An inclusive squash program that could be the first of its kind hopes to one day volley the sport to Paralympic fame —  and it's getting its start with a handful of eager students in Conception Bay South.

In what organizers are calling a global first, the inclusive squash program at the Conception Bay South Recreation Complex offers instruction for players of all ages and levels of disability, head coach Eric Hart said Monday.

"I had no idea this wasn't elsewhere," Hart chuckled.

Here, Hart will work with people in wheelchairs or living with autism — as long as they can hold a racket, they can play, he said.

"We'll teach them the rules, how to hold a racket, the basic swings and what the lines mean on the court," he said.

Eric Hart coaches softball, and figured squash would be a great way for his team to stay fit. (Meg Roberts/CBC)

Only four students were enrolled by the program's launch and ribbon-cutting Monday night, but the coach didn't sweat it. "It's a base and we'll build from there. I'm hoping to get so many people they'll want to build more squash courts here."

Hart, who also coaches a special Olympics softball team, said it was an obvious transition to him.

"Squash is a great physical exercise. Some of my kids in the softball program need to work on their conditioning, and squash will certainly do that for them," he said.

"It's such a fulfilling game. The ball comes back at you so quick, it's immediate feedback.… You don't get tired of waiting, [thinking] 'When is it my turn to kick the ball or bat the ball?' Every second time it's your turn."

Global first

Lolly Gillen, the former president of Squash Canada and now an international delegate for the game, said she reached out around the world when the program was still just a pipe dream, to organizations from Hong Kong to Australia. 

"They all said they'd thought about it but nobody had done it," Gillen said.  "So we're pioneering, that's what we're doing."

Lolly Gillen started playing at 17, and says squash gave her self-esteem and confidence on and off the court. (Meg Roberts/CBC)

More than 20 million people play the sport worldwide, Gillen said, a number that could grow with more programs like this one. "Just imagine if we start making it inclusive," she said.

The sport itself will benefit, she added, but so too will its newest players.

"I know the participants are going to find a whole new inner self.
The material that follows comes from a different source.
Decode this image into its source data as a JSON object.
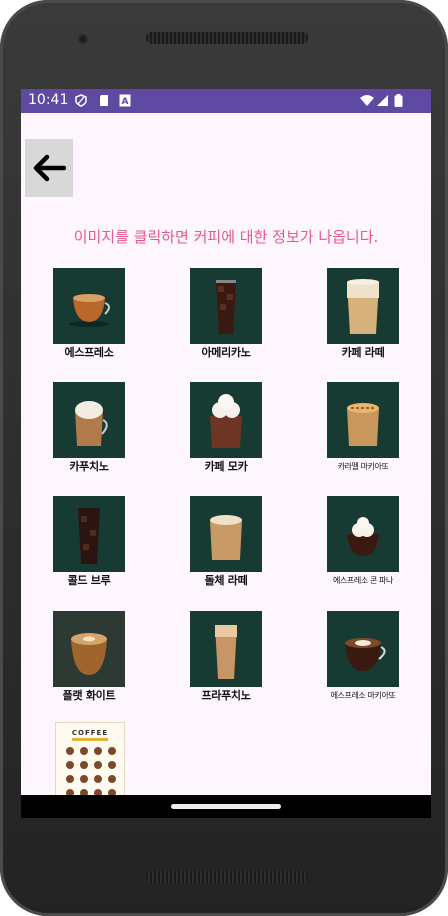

They're going to realize there are no boundaries.… This game is only handicapped by your imagination, not by your mental or physical strengths." 

Gillen hopes to one day include wheelchair squash in the Paralympics, calling the N.L. program a "massive" step toward that goal. She said they'll be documenting the program to give other organizations an easier way to establish their own.

"It's groundbreaking," she said. "We should be giving all kids this opportunity." 

'I will go up against you'

Luke Kennedy, 22, normally plays softball. His first time on a squash court presented some challenges.

Luke Kennedy, left, is one of the game's newest players. (Meg Roberts/CBC)

"Hitting the ball around was really hard work," he said. "I kept missing it a couple times."

But it only spurred Kennedy to say he'd come back and do it again —  even issuing a challenge to anyone else thinking about learning.

"Come out to C.B.S.," he said, "and I will go up against you." 

Read more from CBC Newfoundland and Labrador 

With files from Meg Roberts